Quarter Lifers, this one is for you — I hope by the end of this you will have a fresh ambition to travel, or a reignited desire to get out and explore as much of this beautiful world as you can.
For those who have traveled, it’s hard to explain. For those who haven’t, it’s hard to distinguish it’s importance.
Many people spend their lives dreaming of globetrotting, but never do it. Some have ties at home that can’t be avoided. Others simply have different priorities. But if there is one thing in this life that I would encourage you to do — it’s travel.
Growing up in the so called ‘millennial’ generation, we were exposed to the advancement of technology and the evolution of social media. Which developed and grew so quickly that it became normal for pre-teens to have smartphones and tablets when all we had was super soakers and yo-yos.
How times change.
The worlds first cell phone call was made in 1973. Barcodes weren’t used until a year later in 1974. The first portable music player was invented in the 1980s. The ‘World Wide Web’ was launched in 1989. Facebook was invented in a dorm room in 2004, yet didn’t become readily available for public use until 2006. And now? You can pay for your shopping with your iPhone. Staggering.
With that, the ability to travel has become much easier and a lot more attractive to what I describe as ‘Quarter Lifers’; anyone in their twenties who find life mundane and uninteresting.
And not only is travel easier and more accessible, it has become a common thing to do when preparing for the transition from ‘Quarter Life’ to ‘real adulting’.
Maybe for those people like me, travel is an escape from the harsh reality of routine and normality.
From my experience of traveling, I have found that being completely thrust in to an unfamiliar environment has been the making of who I am as a person.
The first time I traveled, I went to London for a few weeks. Not really a big deal for some people, but for me it was a massive learning experience that prepared me for the big bad world.
5 years later, I’ve lived and worked on three continents, job hopping every few months in the hope of earning enough money to go on another adventure.
You see, for those who travel, it is a breakaway from the routine of normal life. Some may describe traveling as a journey, and in my eyes, I see it as not just a physical journey, but also a personal one.
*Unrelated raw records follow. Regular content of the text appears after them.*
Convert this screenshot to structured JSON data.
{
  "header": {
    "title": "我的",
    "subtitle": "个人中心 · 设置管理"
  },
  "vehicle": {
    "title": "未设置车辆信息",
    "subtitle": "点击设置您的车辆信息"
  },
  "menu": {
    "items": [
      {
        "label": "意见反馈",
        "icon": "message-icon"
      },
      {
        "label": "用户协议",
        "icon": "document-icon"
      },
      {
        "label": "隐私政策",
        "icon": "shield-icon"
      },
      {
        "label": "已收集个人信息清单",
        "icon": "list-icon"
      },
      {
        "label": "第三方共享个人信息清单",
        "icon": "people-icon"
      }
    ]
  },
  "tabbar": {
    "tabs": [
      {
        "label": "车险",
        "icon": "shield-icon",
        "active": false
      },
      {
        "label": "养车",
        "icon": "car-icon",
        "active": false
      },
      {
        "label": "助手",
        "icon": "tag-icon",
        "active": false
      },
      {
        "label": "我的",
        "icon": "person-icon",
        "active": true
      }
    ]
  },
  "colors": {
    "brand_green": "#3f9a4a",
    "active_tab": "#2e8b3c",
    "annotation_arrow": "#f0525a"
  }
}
When people come back from traveling, they have stories that they will be able to tell their grandchildren, and memories that will be etched in their hearts for the rest of their lives.
They have experienced things that some people may never experience in a lifetime, because they took a risk and packed their suitcase, leaving everything and everyone behind in search for more.
In search of more than normality and routine; in search of new cultural experiences and friendships that will stand the test of time.
Completely exposing themselves in places that are unfamiliar, but places that when they leave, they long to return to.
For those who travel, they bring themselves on a personal journey that will never really end, because there will always be that hunger for more adventure. And one could be forgiven for always dreaming of where they will go next.
Traveling can uncover one’s purpose and help you realise what you want to do with your life — it is one of the greatest investments you can make in yourself, personally and professionally.
It helps you to understand how wonderful home is — when you’ve been away from the surroundings that you’re used to, it’s nice to return and enjoy the familiarity of home life.
And if you travel to an underprivileged country or work in an disadvantaged society, then you will realise how luxurious it is to have a warm bed, clean clothes and running water.
If you travel to a country in which your mother tongue is not commonly used, then it can be difficult to adapt and get used to your surroundings.
In reality, traveling the world is a blessing, and as the famous saying goes, ‘the world is a book, and those who do not travel only read one page’. Write your own book — record your adventures, and one day you’ll look back at them with pride and happiness in the knowledge that you were not afraid to be different or take risks.
And you will realise that your life journey will be best measured in memories and friendships rather than miles and distance.
At the tender age of 24, one would hope they have their whole lives in front of them and have plenty of time to focus on their family and career.
But in reality, the longing for travel is something that truly stays with you for life. It will never go away, and it is only going to be cured by exploration and adventure.
Originally published at mydiaryofaquarterlifer.wordpress.com on March 29, 2017.
Originally published at medium.com